And I once again was gulled into thinking that everyone was pleased and impressed, but learned today that one faculty member chose to blog about his disdain for the workshop - and he has a strong following among our colleagues.  My supervisor let me know about it - and was right to do so - but I don't have the heart to read it.  Just hearing the one phrase from it -- "let the administrators go back to their fortress" -- stung more than it should.  For these 5 years I have fought to keep my office among the faculty I serve rather than on the distant administrative wing of another building;  I have fought every year to continue teaching every semester, so that I do not become removed from the heart of the institution and the daily work of a faculty member.  And still, I remain on the "dark side," as an administrator, apparently open to jabs from folks who don't talk to me in person, though we cross paths daily both at work and in the neighborhood.
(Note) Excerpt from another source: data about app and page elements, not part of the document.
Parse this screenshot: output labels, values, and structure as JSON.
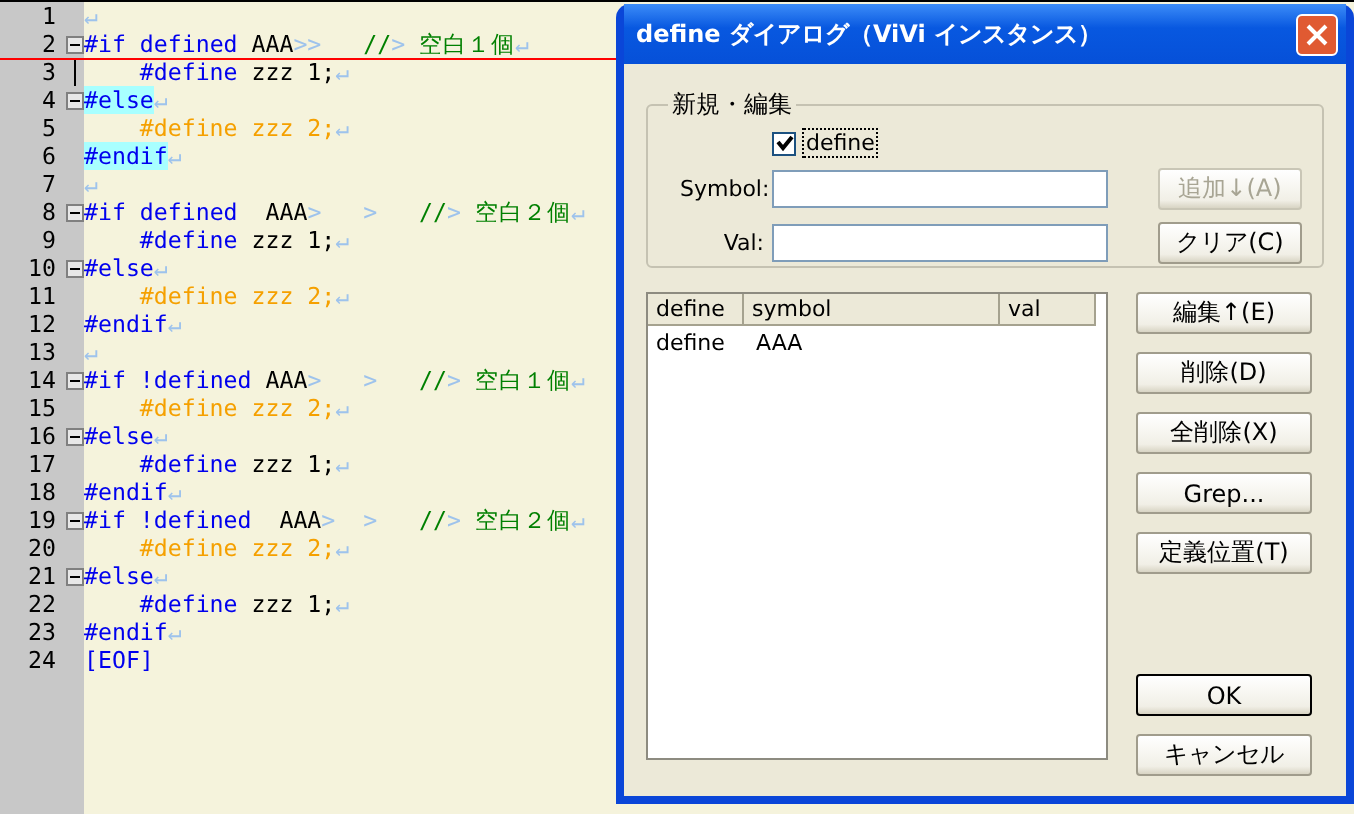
{
  "editor": {
    "lines": [
      {
        "number": "1",
        "fold": false,
        "indent": false,
        "cursor": false,
        "underline": false,
        "segments": [
          {
            "kind": "eol",
            "text": "↵"
          }
        ]
      },
      {
        "number": "2",
        "fold": true,
        "indent": false,
        "cursor": false,
        "underline": true,
        "segments": [
          {
            "kind": "kw",
            "text": "#if defined"
          },
          {
            "kind": "plain",
            "text": " AAA"
          },
          {
            "kind": "tab",
            "text": ">>"
          },
          {
            "kind": "comment",
            "text": "   //"
          },
          {
            "kind": "tab",
            "text": ">"
          },
          {
            "kind": "comment",
            "text": " 空白１個"
          },
          {
            "kind": "eol",
            "text": "↵"
          }
        ]
      },
      {
        "number": "3",
        "fold": false,
        "indent": true,
        "cursor": true,
        "underline": false,
        "segments": [
          {
            "kind": "kw",
            "text": "#define"
          },
          {
            "kind": "plain",
            "text": " zzz 1;"
          },
          {
            "kind": "eol",
            "text": "↵"
          }
        ]
      },
      {
        "number": "4",
        "fold": true,
        "indent": false,
        "cursor": false,
        "underline": false,
        "segments": [
          {
            "kind": "kw",
            "text": "#else",
            "highlight": true
          },
          {
            "kind": "eol",
            "text": "↵"
          }
        ]
      },
      {
        "number": "5",
        "fold": false,
        "indent": true,
        "cursor": false,
        "underline": false,
        "segments": [
          {
            "kind": "off",
            "text": "#define zzz 2;"
          },
          {
            "kind": "eol",
            "text": "↵"
          }
        ]
      },
      {
        "number": "6",
        "fold": false,
        "indent": false,
        "cursor": false,
        "underline": false,
        "segments": [
          {
            "kind": "kw",
            "text": "#endif",
            "highlight": true
          },
          {
            "kind": "eol",
            "text": "↵"
          }
        ]
      },
      {
        "number": "7",
        "fold": false,
        "indent": false,
        "cursor": false,
        "underline": false,
        "segments": [
          {
            "kind": "eol",
            "text": "↵"
          }
        ]
      },
      {
        "number": "8",
        "fold": true,
        "indent": false,
        "cursor": false,
        "underline": false,
        "segments": [
          {
            "kind": "kw",
            "text": "#if defined"
          },
          {
            "kind": "plain",
            "text": "  AAA"
          },
          {
            "kind": "tab",
            "text": ">   >"
          },
          {
            "kind": "comment",
            "text": "   //"
          },
          {
            "kind": "tab",
            "text": ">"
          },
          {
            "kind": "comment",
            "text": " 空白２個"
          },
          {
            "kind": "eol",
            "text": "↵"
          }
        ]
      },
      {
        "number": "9",
        "fold": false,
        "indent": true,
        "cursor": false,
        "underline": false,
        "segments": [
          {
            "kind": "kw",
            "text": "#define"
          },
          {
            "kind": "plain",
            "text": " zzz 1;"
          },
          {
            "kind": "eol",
            "text": "↵"
          }
        ]
      },
      {
        "number": "10",
        "fold": true,
        "indent": false,
        "cursor": false,
        "underline": false,
        "segments": [
          {
            "kind": "kw",
            "text": "#else"
          },
          {
            "kind": "eol",
            "text": "↵"
          }
        ]
      },
      {
        "number": "11",
        "fold": false,
        "indent": true,
        "cursor": false,
        "underline": false,
        "segments": [
          {
            "kind": "off",
            "text": "#define zzz 2;"
          },
          {
            "kind": "eol",
            "text": "↵"
          }
        ]
      },
      {
        "number": "12",
        "fold": false,
        "indent": false,
        "cursor": false,
        "underline": false,
        "segments": [
          {
            "kind": "kw",
            "text": "#endif"
          },
          {
            "kind": "eol",
            "text": "↵"
          }
        ]
      },
      {
        "number": "13",
        "fold": false,
        "indent": false,
        "cursor": false,
        "underline": false,
        "segments": [
          {
            "kind": "eol",
            "text": "↵"
          }
        ]
      },
      {
        "number": "14",
        "fold": true,
        "indent": false,
        "cursor": false,
        "underline": false,
        "segments": [
          {
            "kind": "kw",
            "text": "#if !defined"
          },
          {
            "kind": "plain",
            "text": " AAA"
          },
          {
            "kind": "tab",
            "text": ">   >"
          },
          {
            "kind": "comment",
            "text": "   //"
          },
          {
            "kind": "tab",
            "text": ">"
          },
          {
            "kind": "comment",
            "text": " 空白１個"
          },
          {
            "kind": "eol",
            "text": "↵"
          }
        ]
      },
      {
        "number": "15",
        "fold": false,
        "indent": true,
        "cursor": false,
        "underline": false,
        "segments": [
          {
            "kind": "off",
            "text": "#define zzz 2;"
          },
          {
            "kind": "eol",
            "text": "↵"
          }
        ]
      },
      {
        "number": "16",
        "fold": true,
        "indent": false,
        "cursor": false,
        "underline": false,
        "segments": [
          {
            "kind": "kw",
            "text": "#else"
          },
          {
            "kind": "eol",
            "text": "↵"
          }
        ]
      },
      {
        "number": "17",
        "fold": false,
        "indent": true,
        "cursor": false,
        "underline": false,
        "segments": [
          {
            "kind": "kw",
            "text": "#define"
          },
          {
            "kind": "plain",
            "text": " zzz 1;"
          },
          {
            "kind": "eol",
            "text": "↵"
          }
        ]
      },
      {
        "number": "18",
        "fold": false,
        "indent": false,
        "cursor": false,
        "underline": false,
        "segments": [
          {
            "kind": "kw",
            "text": "#endif"
          },
          {
            "kind": "eol",
            "text": "↵"
          }
        ]
      },
      {
        "number": "19",
        "fold": true,
        "indent": false,
        "cursor": false,
        "underline": false,
        "segments": [
          {
            "kind": "kw",
            "text": "#if !defined"
          },
          {
            "kind": "plain",
            "text": "  AAA"
          },
          {
            "kind": "tab",
            "text": ">  >"
          },
          {
            "kind": "comment",
            "text": "   //"
          },
          {
            "kind": "tab",
            "text": ">"
          },
          {
            "kind": "comment",
            "text": " 空白２個"
          },
          {
            "kind": "eol",
            "text": "↵"
          }
        ]
      },
      {
        "number": "20",
        "fold": false,
        "indent": true,
        "cursor": false,
        "underline": false,
        "segments": [
          {
            "kind": "off",
            "text": "#define zzz 2;"
          },
          {
            "kind": "eol",
            "text": "↵"
          }
        ]
      },
      {
        "number": "21",
        "fold": true,
        "indent": false,
        "cursor": false,
        "underline": false,
        "segments": [
          {
            "kind": "kw",
            "text": "#else"
          },
          {
            "kind": "eol",
            "text": "↵"
          }
        ]
      },
      {
        "number": "22",
        "fold": false,
        "indent": true,
        "cursor": false,
        "underline": false,
        "segments": [
          {
            "kind": "kw",
            "text": "#define"
          },
          {
            "kind": "plain",
            "text": " zzz 1;"
          },
          {
            "kind": "eol",
            "text": "↵"
          }
        ]
      },
      {
        "number": "23",
        "fold": false,
        "indent": false,
        "cursor": false,
        "underline": false,
        "segments": [
          {
            "kind": "kw",
            "text": "#endif"
          },
          {
            "kind": "eol",
            "text": "↵"
          }
        ]
      },
      {
        "number": "24",
        "fold": false,
        "indent": false,
        "cursor": false,
        "underline": false,
        "segments": [
          {
            "kind": "kw",
            "text": "[EOF]"
          }
        ]
      }
    ]
  },
  "dialog": {
    "title": "define ダイアログ（ViVi インスタンス）",
    "group": {
      "title": "新規・編集",
      "checkbox": {
        "label": "define",
        "checked": true,
        "focused": true
      },
      "fields": [
        {
          "label": "Symbol:"
        },
        {
          "label": "Val:"
        }
      ],
      "buttons": [
        {
          "label": "追加↓(A)",
          "disabled": true
        },
        {
          "label": "クリア(C)",
          "disabled": false
        }
      ]
    },
    "list": {
      "columns": [
        "define",
        "symbol",
        "val"
      ],
      "rows": [
        [
          "define",
          "AAA"
        ]
      ]
    },
    "buttons": [
      {
        "label": "編集↑(E)",
        "default": false
      },
      {
        "label": "削除(D)",
        "default": false
      },
      {
        "label": "全削除(X)",
        "default": false
      },
      {
        "label": "Grep...",
        "default": false
      },
      {
        "label": "定義位置(T)",
        "default": false
      }
    ],
    "footer_buttons": [
      {
        "label": "OK",
        "default": true
      },
      {
        "label": "キャンセル",
        "default": false
      }
    ]
  }
}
It is situations like this that make me re-think christian higher education - if the believers act this way toward other believers, can the heathens be any worse?

Thursday, July 29, 2010

Summer Doldrums

My summer list of things to do is - as always - far longer than what is accomplishable.  In the late days of the spring semester, among the crush of meetings, reports to read, and and papers to grade, I like to prune my office plants, flick the dusty lady bugs off the windowsill where they've been hiding, and write my Summer List.

To a teacher, as with any kid, the idea of summer is seductive. All those unscheduled days, when I can wear jeans to work, come in late or take time off when I want, and go home with nothing in my briefcase.  Best of all, I can tackle projects I've been wanting to do...such bliss to anticipate the feeling of accomplishment!
And then the summer days fly by - a short family trip one week, an afternoon of hooky another, projects being harder or less fun than they looked, colleagues requesting help with writing or editing or just wanting to chat... and then July is here. 

July is not a good month.  It's still summer, but it's a big reality check, because August is the Month When Classes Start which means No More Summer.  No More Freedom.  No more Self-Directed Days.  July is when I start comparing how much time is left with the length of my summer list.  And I have to decide what isn't going to get done (again) this summer.  Like pruning my flowers back hard - it'll be good for them (and me) later, but it's sad and seems means and small and brutal for now.

So, instead of doing my summer projects, I like to prune my plants, pick the paper clips off my floor, and start daydreaming about my fall classes....